**Required action:** Take each line of the entries below that contains "number" and copy it.

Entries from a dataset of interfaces
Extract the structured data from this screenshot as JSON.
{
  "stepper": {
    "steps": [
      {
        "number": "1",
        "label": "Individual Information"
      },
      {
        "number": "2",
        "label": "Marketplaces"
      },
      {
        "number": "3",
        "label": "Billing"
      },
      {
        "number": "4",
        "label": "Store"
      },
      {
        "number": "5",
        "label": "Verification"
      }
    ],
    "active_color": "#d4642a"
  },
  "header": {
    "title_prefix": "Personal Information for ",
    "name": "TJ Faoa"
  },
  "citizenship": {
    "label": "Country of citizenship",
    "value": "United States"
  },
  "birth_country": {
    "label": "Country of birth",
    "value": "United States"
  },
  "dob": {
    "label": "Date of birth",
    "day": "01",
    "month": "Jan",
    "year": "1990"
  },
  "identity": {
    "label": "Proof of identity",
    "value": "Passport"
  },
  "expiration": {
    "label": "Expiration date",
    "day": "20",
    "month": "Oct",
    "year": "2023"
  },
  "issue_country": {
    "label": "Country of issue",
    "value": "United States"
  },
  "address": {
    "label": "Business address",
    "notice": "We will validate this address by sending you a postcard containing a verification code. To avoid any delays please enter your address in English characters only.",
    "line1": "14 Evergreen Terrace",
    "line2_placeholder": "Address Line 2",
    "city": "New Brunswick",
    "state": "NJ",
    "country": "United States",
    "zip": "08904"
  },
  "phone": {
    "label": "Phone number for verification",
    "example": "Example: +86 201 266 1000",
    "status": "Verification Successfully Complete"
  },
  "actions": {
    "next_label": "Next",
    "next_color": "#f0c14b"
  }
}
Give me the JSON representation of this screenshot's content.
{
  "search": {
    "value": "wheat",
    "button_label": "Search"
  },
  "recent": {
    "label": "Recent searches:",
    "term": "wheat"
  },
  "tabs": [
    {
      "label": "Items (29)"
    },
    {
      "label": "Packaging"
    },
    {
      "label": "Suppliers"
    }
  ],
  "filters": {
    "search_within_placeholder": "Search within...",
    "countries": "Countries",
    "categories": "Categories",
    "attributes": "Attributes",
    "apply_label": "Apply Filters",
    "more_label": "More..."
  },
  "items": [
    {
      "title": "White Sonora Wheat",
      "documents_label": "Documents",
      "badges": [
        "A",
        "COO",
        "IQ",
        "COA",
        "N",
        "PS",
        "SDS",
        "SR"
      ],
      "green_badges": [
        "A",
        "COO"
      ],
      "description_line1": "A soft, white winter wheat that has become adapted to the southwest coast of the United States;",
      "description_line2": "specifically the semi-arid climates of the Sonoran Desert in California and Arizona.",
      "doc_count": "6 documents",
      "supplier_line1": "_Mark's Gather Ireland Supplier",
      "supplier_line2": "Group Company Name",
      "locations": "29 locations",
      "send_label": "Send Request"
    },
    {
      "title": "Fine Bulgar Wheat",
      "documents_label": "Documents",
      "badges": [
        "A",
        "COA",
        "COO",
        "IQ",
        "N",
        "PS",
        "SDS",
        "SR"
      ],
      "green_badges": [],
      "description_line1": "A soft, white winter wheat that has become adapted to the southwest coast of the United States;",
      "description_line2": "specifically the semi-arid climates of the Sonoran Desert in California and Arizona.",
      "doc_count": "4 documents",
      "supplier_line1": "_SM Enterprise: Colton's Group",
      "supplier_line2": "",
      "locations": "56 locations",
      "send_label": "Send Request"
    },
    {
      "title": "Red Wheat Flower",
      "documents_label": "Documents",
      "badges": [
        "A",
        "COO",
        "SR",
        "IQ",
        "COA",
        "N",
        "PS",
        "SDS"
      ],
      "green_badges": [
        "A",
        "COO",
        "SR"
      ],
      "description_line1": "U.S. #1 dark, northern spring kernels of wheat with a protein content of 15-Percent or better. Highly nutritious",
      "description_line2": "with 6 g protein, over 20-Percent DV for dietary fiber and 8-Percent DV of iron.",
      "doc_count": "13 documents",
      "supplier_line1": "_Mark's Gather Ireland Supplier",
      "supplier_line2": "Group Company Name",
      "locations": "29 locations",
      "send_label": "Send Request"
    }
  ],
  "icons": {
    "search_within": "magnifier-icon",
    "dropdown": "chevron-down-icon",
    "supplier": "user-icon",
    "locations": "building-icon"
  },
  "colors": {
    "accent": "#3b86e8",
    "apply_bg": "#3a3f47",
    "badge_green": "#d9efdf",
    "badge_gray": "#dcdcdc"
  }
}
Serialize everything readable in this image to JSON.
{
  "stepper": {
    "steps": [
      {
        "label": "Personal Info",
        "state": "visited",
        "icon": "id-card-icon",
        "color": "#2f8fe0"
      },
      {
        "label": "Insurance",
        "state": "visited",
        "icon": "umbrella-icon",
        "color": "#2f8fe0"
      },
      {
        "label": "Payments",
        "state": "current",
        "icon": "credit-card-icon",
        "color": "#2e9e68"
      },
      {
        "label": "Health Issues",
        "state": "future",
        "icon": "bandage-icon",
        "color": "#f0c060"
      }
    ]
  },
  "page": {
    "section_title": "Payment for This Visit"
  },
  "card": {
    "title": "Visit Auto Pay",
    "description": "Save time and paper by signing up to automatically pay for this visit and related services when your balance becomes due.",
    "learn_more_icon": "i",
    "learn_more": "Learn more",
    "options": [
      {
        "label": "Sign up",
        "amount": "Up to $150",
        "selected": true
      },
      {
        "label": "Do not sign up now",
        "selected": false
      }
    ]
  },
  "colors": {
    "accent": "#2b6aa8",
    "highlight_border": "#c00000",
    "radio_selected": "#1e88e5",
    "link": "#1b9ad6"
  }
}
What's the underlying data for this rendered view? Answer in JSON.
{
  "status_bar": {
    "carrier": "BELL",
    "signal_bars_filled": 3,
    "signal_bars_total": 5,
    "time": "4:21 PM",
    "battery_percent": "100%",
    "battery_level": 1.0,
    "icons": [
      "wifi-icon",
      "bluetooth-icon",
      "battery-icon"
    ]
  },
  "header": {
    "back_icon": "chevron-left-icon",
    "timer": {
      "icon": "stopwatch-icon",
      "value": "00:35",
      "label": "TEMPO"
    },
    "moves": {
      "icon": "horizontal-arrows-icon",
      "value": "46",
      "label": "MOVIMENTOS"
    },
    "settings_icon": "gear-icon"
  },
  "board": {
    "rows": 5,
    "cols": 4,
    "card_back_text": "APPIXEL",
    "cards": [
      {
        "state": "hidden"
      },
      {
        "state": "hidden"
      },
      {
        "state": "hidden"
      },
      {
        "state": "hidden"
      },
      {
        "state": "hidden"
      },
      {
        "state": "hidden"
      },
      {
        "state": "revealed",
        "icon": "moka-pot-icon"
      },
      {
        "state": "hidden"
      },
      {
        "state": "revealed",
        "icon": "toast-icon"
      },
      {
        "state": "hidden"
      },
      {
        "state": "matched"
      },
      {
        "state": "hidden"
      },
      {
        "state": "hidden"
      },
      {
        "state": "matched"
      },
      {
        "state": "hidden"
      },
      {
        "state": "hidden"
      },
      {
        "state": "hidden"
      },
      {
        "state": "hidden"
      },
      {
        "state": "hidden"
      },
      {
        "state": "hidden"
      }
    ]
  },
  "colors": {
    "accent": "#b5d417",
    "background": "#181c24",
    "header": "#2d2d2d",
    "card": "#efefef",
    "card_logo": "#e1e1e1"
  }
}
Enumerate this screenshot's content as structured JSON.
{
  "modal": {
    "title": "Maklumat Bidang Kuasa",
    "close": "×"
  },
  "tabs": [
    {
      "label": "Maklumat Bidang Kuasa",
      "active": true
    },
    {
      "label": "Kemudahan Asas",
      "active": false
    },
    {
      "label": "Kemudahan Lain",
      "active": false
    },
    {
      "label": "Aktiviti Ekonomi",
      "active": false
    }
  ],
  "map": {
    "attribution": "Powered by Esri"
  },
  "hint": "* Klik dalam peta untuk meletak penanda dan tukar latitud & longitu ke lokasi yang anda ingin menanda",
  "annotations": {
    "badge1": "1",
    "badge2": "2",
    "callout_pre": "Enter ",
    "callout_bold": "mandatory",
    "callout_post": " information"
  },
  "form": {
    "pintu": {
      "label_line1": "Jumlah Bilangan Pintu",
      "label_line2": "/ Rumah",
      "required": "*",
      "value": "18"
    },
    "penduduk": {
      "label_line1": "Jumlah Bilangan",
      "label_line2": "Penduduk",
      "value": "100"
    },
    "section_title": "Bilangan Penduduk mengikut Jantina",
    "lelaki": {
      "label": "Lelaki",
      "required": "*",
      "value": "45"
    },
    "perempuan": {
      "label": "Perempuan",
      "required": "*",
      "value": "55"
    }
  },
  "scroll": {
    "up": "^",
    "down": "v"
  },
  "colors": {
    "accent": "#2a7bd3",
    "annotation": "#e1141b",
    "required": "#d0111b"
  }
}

**Reply to the task:**
        "number": "1",
        "number": "2",
        "number": "3",
        "number": "4",
        "number": "5",
    "label": "Phone number for verification",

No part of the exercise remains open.